## Work to be completed
Where does the word "this" appear in the entries below? Copy each line that holds it.

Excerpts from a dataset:
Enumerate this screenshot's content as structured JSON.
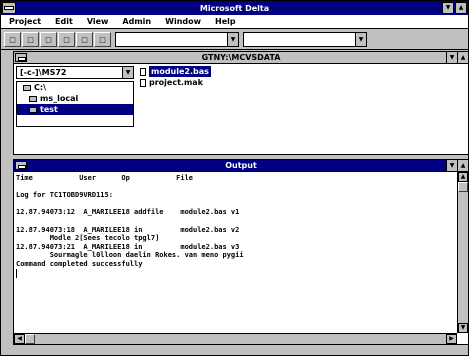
{
  "window": {
    "title": "Microsoft Delta"
  },
  "menu": [
    "Project",
    "Edit",
    "View",
    "Admin",
    "Window",
    "Help"
  ],
  "toolbar": {
    "buttons": [
      "",
      "",
      "",
      "",
      "",
      ""
    ],
    "combo1_value": "",
    "combo2_value": ""
  },
  "project": {
    "title": "GTNY:\\MCVSDATA",
    "drive": "[-c-]\\MS72",
    "dirs": [
      {
        "label": "C:\\",
        "selected": false
      },
      {
        "label": "ms_local",
        "selected": false
      },
      {
        "label": "test",
        "selected": true
      }
    ],
    "files": [
      {
        "label": "module2.bas",
        "selected": true
      },
      {
        "label": "project.mak",
        "selected": false
      }
    ]
  },
  "output": {
    "title": "Output",
    "lines": [
      "Time           User      Op           File",
      "",
      "Log for TC1TOBD9VRD115:",
      "",
      "12.87.94073:12  A_MARILEE18 addfile    module2.bas v1",
      "",
      "12.87.94073:18  A_MARILEE18 in         module2.bas v2",
      "        Modle 2[Sees tecolo tpgl7]",
      "12.87.94073:21  A_MARILEE18 in         module2.bas v3",
      "        Sourmagle l0lloon daelin Rokes. van meno pygii",
      "Command completed successfully"
    ]
  },
  "colors": {
    "titlebar": "#000080",
    "face": "#c0c0c0",
    "window": "#ffffff"
  }
}
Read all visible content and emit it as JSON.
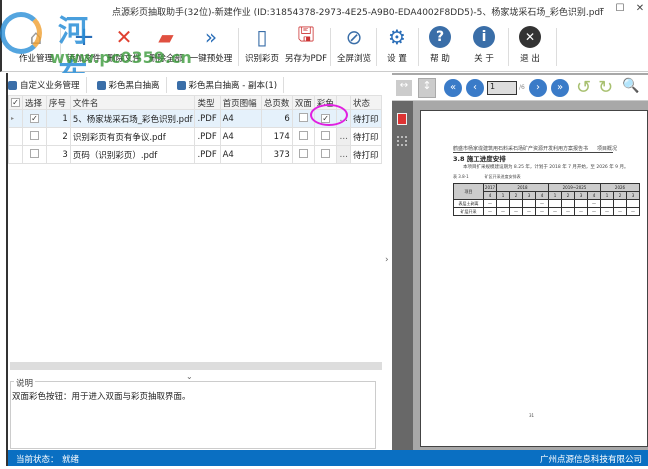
{
  "window": {
    "title": "点源彩页抽取助手(32位)-新建作业 (ID:31854378-2973-4E25-A9B0-EDA4002F8DD5)-5、杨家垅采石场_彩色识别.pdf",
    "minimize": "–",
    "maximize": "☐",
    "close": "✕"
  },
  "watermark": {
    "name": "河东软件园",
    "url": "www.pc0359.cn"
  },
  "toolbar": [
    {
      "label": "作业管理",
      "icon": "home-icon"
    },
    {
      "label": "添加文件",
      "icon": "plus-icon"
    },
    {
      "label": "删除文件",
      "icon": "x-icon"
    },
    {
      "label": "删除全部",
      "icon": "eraser-icon"
    },
    {
      "label": "一键预处理",
      "icon": "double-chevron-icon"
    },
    {
      "label": "识别彩页",
      "icon": "pages-icon"
    },
    {
      "label": "另存为PDF",
      "icon": "pdf-save-icon"
    },
    {
      "label": "全屏浏览",
      "icon": "compass-icon"
    },
    {
      "label": "设 置",
      "icon": "gear-icon"
    },
    {
      "label": "帮 助",
      "icon": "help-icon"
    },
    {
      "label": "关 于",
      "icon": "info-icon"
    },
    {
      "label": "退 出",
      "icon": "exit-icon"
    }
  ],
  "tabs": [
    {
      "label": "自定义业务管理"
    },
    {
      "label": "彩色黑白抽离"
    },
    {
      "label": "彩色黑白抽离 - 副本(1)"
    }
  ],
  "table": {
    "headers": [
      "选择",
      "序号",
      "文件名",
      "类型",
      "首页图幅",
      "总页数",
      "双面",
      "彩色",
      "",
      "状态"
    ],
    "rows": [
      {
        "selected": true,
        "no": "1",
        "name": "5、杨家垅采石场_彩色识别.pdf",
        "type": ".PDF",
        "size": "A4",
        "pages": "6",
        "duplex": false,
        "color": true,
        "status": "待打印"
      },
      {
        "selected": false,
        "no": "2",
        "name": "识别彩页有页有争议.pdf",
        "type": ".PDF",
        "size": "A4",
        "pages": "174",
        "duplex": false,
        "color": false,
        "status": "待打印"
      },
      {
        "selected": false,
        "no": "3",
        "name": "页码（识别彩页）.pdf",
        "type": ".PDF",
        "size": "A4",
        "pages": "373",
        "duplex": false,
        "color": false,
        "status": "待打印"
      }
    ]
  },
  "description": {
    "label": "说明",
    "text": "双面彩色按钮：用于进入双面与彩页抽取界面。"
  },
  "viewer": {
    "page": "1",
    "total": "/6"
  },
  "document": {
    "header_left": "鹤盛市杨家垅建筑用石料采石场矿产资源开发利用方案报告书",
    "header_right": "项目概况",
    "heading": "3.8 施工进度安排",
    "para": "本项目扩采规模建设期为 8.25 年，计划于 2018 年 7 月开始，至 2026 年 9 月。",
    "table_caption": "表 3.8-1　　　　矿区开采进度安排表",
    "col_project": "项目",
    "years": [
      "2017",
      "2018",
      "2019~2025",
      "2026"
    ],
    "rows": [
      "表层土剥离",
      "矿层开采"
    ],
    "page_no": "31"
  },
  "status": {
    "label": "当前状态：",
    "value": "就绪",
    "company": "广州点源信息科技有限公司"
  },
  "colors": {
    "accent": "#0a6fc2",
    "highlight": "#e020e0",
    "nav": "#3a7bc8"
  }
}
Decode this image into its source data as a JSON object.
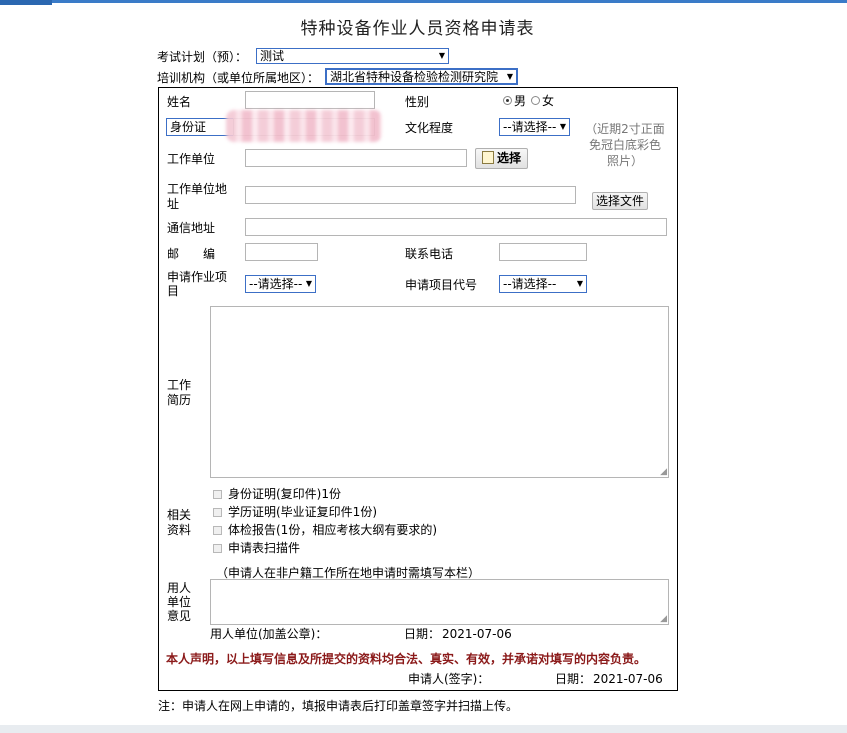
{
  "title": "特种设备作业人员资格申请表",
  "exam_plan": {
    "label": "考试计划（预）：",
    "value": "测试"
  },
  "training_org": {
    "label": "培训机构（或单位所属地区）：",
    "value": "湖北省特种设备检验检测研究院"
  },
  "form": {
    "name_label": "姓名",
    "name_value": "",
    "gender_label": "性别",
    "gender_options": [
      "男",
      "女"
    ],
    "gender_selected": "男",
    "id_type": "身份证",
    "id_number": "",
    "education_label": "文化程度",
    "education_value": "--请选择--",
    "photo_hint_lines": [
      "（近期2寸正面",
      "免冠白底彩色",
      "照片）"
    ],
    "work_unit_label": "工作单位",
    "select_label": "选择",
    "work_address_label_lines": [
      "工作单位地",
      "址"
    ],
    "choose_file_label": "选择文件",
    "mail_address_label": "通信地址",
    "postcode_label_chars": [
      "邮",
      "编"
    ],
    "phone_label": "联系电话",
    "apply_item_label_lines": [
      "申请作业项",
      "目"
    ],
    "apply_item_value": "--请选择--",
    "apply_code_label": "申请项目代号",
    "apply_code_value": "--请选择--",
    "resume_label_lines": [
      "工作",
      "简历"
    ],
    "docs_label_lines": [
      "相关",
      "资料"
    ],
    "docs": [
      "身份证明(复印件)1份",
      "学历证明(毕业证复印件1份)",
      "体检报告(1份，相应考核大纲有要求的)",
      "申请表扫描件"
    ],
    "employer_label_lines": [
      "用人",
      "单位",
      "意见"
    ],
    "employer_note": "（申请人在非户籍工作所在地申请时需填写本栏）",
    "employer_unit_label": "用人单位(加盖公章)：",
    "date_label": "日期：",
    "date_value": "2021-07-06",
    "declaration": "本人声明，以上填写信息及所提交的资料均合法、真实、有效，并承诺对填写的内容负责。",
    "applicant_sign_label": "申请人(签字)：",
    "date2_label": "日期：",
    "date2_value": "2021-07-06"
  },
  "footnote": "注：申请人在网上申请的，填报申请表后打印盖章签字并扫描上传。",
  "colors": {
    "select_border": "#3c6fc6",
    "topbar": "#3a7bc8"
  }
}
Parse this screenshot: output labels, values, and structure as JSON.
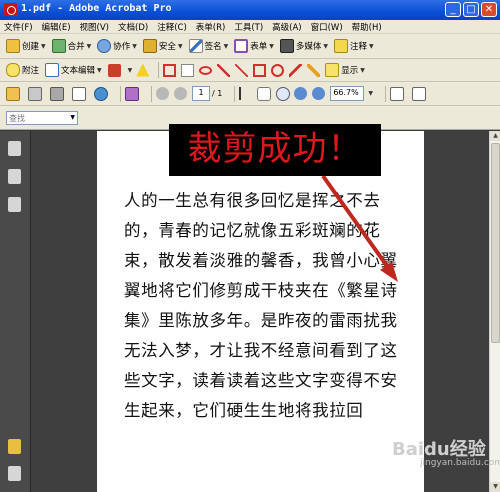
{
  "window": {
    "title": "1.pdf - Adobe Acrobat Pro",
    "btn_min": "_",
    "btn_max": "□",
    "btn_close": "✕"
  },
  "menu": [
    "文件(F)",
    "编辑(E)",
    "视图(V)",
    "文档(D)",
    "注释(C)",
    "表单(R)",
    "工具(T)",
    "高级(A)",
    "窗口(W)",
    "帮助(H)"
  ],
  "toolbar1": {
    "create": "创建",
    "combine": "合并",
    "collaborate": "协作",
    "secure": "安全",
    "sign": "签名",
    "forms": "表单",
    "multimedia": "多媒体",
    "comment": "注释"
  },
  "toolbar2": {
    "attach": "附注",
    "text_edit": "文本编辑",
    "show": "显示"
  },
  "toolbar3": {
    "page_current": "1",
    "page_total": "/ 1",
    "zoom": "66.7%"
  },
  "find": {
    "placeholder": "查找"
  },
  "banner": "裁剪成功！",
  "page_lines": [
    "人的一生总有很多回忆是挥之不去",
    "的，青春的记忆就像五彩斑斓的花",
    "束，散发着淡雅的馨香，我曾小心翼",
    "翼地将它们修剪成干枝夹在《繁星诗",
    "集》里陈放多年。是昨夜的雷雨扰我",
    "无法入梦，才让我不经意间看到了这",
    "些文字，读着读着这些文字变得不安",
    "生起来，它们硬生生地将我拉回"
  ],
  "watermark": "Baidu经验",
  "watermark_sub": "jingyan.baidu.com",
  "colors": {
    "banner_text": "#e0171c",
    "arrow": "#c0281e",
    "title_bar": "#0a4fd6"
  }
}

## Response area
Enumerate this screenshot's content as structured JSON.
Decode this image into its source data as a JSON object.
Parse this screenshot: output labels, values, and structure as JSON.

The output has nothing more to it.